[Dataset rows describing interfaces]
BEGIN

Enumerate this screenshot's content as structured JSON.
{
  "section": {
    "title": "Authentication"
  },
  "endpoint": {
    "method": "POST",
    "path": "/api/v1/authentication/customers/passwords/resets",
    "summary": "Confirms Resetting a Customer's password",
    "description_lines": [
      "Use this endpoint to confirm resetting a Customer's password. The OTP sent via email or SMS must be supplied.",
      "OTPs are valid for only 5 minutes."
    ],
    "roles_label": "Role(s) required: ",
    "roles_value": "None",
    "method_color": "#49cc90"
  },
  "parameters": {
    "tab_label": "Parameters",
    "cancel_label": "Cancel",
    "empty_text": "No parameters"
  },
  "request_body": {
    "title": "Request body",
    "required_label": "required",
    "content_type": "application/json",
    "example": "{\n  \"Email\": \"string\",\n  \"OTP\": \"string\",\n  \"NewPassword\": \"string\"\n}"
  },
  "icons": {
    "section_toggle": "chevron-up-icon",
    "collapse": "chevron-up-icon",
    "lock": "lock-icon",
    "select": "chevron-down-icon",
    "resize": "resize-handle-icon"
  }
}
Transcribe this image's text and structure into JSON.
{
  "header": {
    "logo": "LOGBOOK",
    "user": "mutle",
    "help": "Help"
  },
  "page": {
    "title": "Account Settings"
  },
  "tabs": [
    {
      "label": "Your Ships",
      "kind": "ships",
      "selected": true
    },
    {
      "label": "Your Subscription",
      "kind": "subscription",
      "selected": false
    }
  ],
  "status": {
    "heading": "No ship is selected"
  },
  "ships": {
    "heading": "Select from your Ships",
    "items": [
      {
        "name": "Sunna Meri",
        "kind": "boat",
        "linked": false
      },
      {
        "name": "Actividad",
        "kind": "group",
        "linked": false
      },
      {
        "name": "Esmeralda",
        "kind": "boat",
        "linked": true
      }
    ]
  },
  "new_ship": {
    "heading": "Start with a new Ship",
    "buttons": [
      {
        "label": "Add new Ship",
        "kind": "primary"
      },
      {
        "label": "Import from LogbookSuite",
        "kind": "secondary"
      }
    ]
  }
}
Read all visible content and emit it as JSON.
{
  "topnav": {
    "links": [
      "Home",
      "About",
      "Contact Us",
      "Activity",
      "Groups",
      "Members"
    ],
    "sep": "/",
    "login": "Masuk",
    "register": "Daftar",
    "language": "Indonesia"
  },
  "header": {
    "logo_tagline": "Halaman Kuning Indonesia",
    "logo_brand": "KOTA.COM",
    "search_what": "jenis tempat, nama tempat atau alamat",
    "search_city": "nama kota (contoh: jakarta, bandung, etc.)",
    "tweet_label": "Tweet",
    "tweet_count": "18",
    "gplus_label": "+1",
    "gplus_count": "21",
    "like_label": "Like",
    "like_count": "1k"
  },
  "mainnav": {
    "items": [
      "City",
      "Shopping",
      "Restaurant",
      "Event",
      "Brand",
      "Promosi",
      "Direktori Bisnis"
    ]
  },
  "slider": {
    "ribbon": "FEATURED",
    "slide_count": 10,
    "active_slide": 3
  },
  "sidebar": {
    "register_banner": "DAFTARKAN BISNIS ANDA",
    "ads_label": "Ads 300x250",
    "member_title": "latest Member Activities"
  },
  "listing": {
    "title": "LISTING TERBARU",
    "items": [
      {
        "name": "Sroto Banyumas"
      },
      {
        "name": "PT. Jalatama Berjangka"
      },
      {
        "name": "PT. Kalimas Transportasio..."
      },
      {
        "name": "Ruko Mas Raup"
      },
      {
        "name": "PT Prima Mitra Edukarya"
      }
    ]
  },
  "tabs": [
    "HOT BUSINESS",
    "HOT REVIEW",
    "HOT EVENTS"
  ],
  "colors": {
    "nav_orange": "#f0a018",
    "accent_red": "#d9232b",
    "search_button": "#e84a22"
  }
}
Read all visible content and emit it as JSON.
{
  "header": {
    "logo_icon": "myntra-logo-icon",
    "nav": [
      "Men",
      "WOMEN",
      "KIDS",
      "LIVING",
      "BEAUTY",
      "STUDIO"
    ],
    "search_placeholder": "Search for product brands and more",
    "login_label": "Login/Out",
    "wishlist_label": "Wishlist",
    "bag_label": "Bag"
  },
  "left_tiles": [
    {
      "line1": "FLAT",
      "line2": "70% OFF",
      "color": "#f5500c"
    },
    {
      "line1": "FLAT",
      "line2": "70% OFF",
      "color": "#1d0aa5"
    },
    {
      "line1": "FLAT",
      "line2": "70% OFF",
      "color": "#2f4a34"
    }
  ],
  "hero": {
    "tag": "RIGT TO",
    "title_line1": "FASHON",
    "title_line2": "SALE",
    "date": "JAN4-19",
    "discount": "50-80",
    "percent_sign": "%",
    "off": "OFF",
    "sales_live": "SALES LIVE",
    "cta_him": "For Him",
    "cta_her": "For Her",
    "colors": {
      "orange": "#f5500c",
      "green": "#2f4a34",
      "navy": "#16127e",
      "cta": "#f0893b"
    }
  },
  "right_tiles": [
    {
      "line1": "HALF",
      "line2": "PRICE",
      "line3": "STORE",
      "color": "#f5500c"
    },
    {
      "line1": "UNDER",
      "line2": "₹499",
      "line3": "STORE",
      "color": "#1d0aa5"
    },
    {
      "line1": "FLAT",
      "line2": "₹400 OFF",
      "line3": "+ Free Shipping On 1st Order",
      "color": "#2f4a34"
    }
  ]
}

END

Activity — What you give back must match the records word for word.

Exercise output —
Enumerate this screenshot's content as structured JSON.
{
  "section": {
    "title": "Authentication"
  },
  "endpoint": {
    "method": "POST",
    "path": "/api/v1/authentication/customers/passwords/resets",
    "summary": "Confirms Resetting a Customer's password",
    "description_lines": [
      "Use this endpoint to confirm resetting a Customer's password. The OTP sent via email or SMS must be supplied.",
      "OTPs are valid for only 5 minutes."
    ],
    "roles_label": "Role(s) required: ",
    "roles_value": "None",
    "method_color": "#49cc90"
  },
  "parameters": {
    "tab_label": "Parameters",
    "cancel_label": "Cancel",
    "empty_text": "No parameters"
  },
  "request_body": {
    "title": "Request body",
    "required_label": "required",
    "content_type": "application/json",
    "example": "{\n  \"Email\": \"string\",\n  \"OTP\": \"string\",\n  \"NewPassword\": \"string\"\n}"
  },
  "icons": {
    "section_toggle": "chevron-up-icon",
    "collapse": "chevron-up-icon",
    "lock": "lock-icon",
    "select": "chevron-down-icon",
    "resize": "resize-handle-icon"
  }
}
Transcribe this image's text and structure into JSON.
{
  "header": {
    "logo": "LOGBOOK",
    "user": "mutle",
    "help": "Help"
  },
  "page": {
    "title": "Account Settings"
  },
  "tabs": [
    {
      "label": "Your Ships",
      "kind": "ships",
      "selected": true
    },
    {
      "label": "Your Subscription",
      "kind": "subscription",
      "selected": false
    }
  ],
  "status": {
    "heading": "No ship is selected"
  },
  "ships": {
    "heading": "Select from your Ships",
    "items": [
      {
        "name": "Sunna Meri",
        "kind": "boat",
        "linked": false
      },
      {
        "name": "Actividad",
        "kind": "group",
        "linked": false
      },
      {
        "name": "Esmeralda",
        "kind": "boat",
        "linked": true
      }
    ]
  },
  "new_ship": {
    "heading": "Start with a new Ship",
    "buttons": [
      {
        "label": "Add new Ship",
        "kind": "primary"
      },
      {
        "label": "Import from LogbookSuite",
        "kind": "secondary"
      }
    ]
  }
}
Read all visible content and emit it as JSON.
{
  "topnav": {
    "links": [
      "Home",
      "About",
      "Contact Us",
      "Activity",
      "Groups",
      "Members"
    ],
    "sep": "/",
    "login": "Masuk",
    "register": "Daftar",
    "language": "Indonesia"
  },
  "header": {
    "logo_tagline": "Halaman Kuning Indonesia",
    "logo_brand": "KOTA.COM",
    "search_what": "jenis tempat, nama tempat atau alamat",
    "search_city": "nama kota (contoh: jakarta, bandung, etc.)",
    "tweet_label": "Tweet",
    "tweet_count": "18",
    "gplus_label": "+1",
    "gplus_count": "21",
    "like_label": "Like",
    "like_count": "1k"
  },
  "mainnav": {
    "items": [
      "City",
      "Shopping",
      "Restaurant",
      "Event",
      "Brand",
      "Promosi",
      "Direktori Bisnis"
    ]
  },
  "slider": {
    "ribbon": "FEATURED",
    "slide_count": 10,
    "active_slide": 3
  },
  "sidebar": {
    "register_banner": "DAFTARKAN BISNIS ANDA",
    "ads_label": "Ads 300x250",
    "member_title": "latest Member Activities"
  },
  "listing": {
    "title": "LISTING TERBARU",
    "items": [
      {
        "name": "Sroto Banyumas"
      },
      {
        "name": "PT. Jalatama Berjangka"
      },
      {
        "name": "PT. Kalimas Transportasio..."
      },
      {
        "name": "Ruko Mas Raup"
      },
      {
        "name": "PT Prima Mitra Edukarya"
      }
    ]
  },
  "tabs": [
    "HOT BUSINESS",
    "HOT REVIEW",
    "HOT EVENTS"
  ],
  "colors": {
    "nav_orange": "#f0a018",
    "accent_red": "#d9232b",
    "search_button": "#e84a22"
  }
}
Read all visible content and emit it as JSON.
{
  "header": {
    "logo_icon": "myntra-logo-icon",
    "nav": [
      "Men",
      "WOMEN",
      "KIDS",
      "LIVING",
      "BEAUTY",
      "STUDIO"
    ],
    "search_placeholder": "Search for product brands and more",
    "login_label": "Login/Out",
    "wishlist_label": "Wishlist",
    "bag_label": "Bag"
  },
  "left_tiles": [
    {
      "line1": "FLAT",
      "line2": "70% OFF",
      "color": "#f5500c"
    },
    {
      "line1": "FLAT",
      "line2": "70% OFF",
      "color": "#1d0aa5"
    },
    {
      "line1": "FLAT",
      "line2": "70% OFF",
      "color": "#2f4a34"
    }
  ],
  "hero": {
    "tag": "RIGT TO",
    "title_line1": "FASHON",
    "title_line2": "SALE",
    "date": "JAN4-19",
    "discount": "50-80",
    "percent_sign": "%",
    "off": "OFF",
    "sales_live": "SALES LIVE",
    "cta_him": "For Him",
    "cta_her": "For Her",
    "colors": {
      "orange": "#f5500c",
      "green": "#2f4a34",
      "navy": "#16127e",
      "cta": "#f0893b"
    }
  },
  "right_tiles": [
    {
      "line1": "HALF",
      "line2": "PRICE",
      "line3": "STORE",
      "color": "#f5500c"
    },
    {
      "line1": "UNDER",
      "line2": "₹499",
      "line3": "STORE",
      "color": "#1d0aa5"
    },
    {
      "line1": "FLAT",
      "line2": "₹400 OFF",
      "line3": "+ Free Shipping On 1st Order",
      "color": "#2f4a34"
    }
  ]
}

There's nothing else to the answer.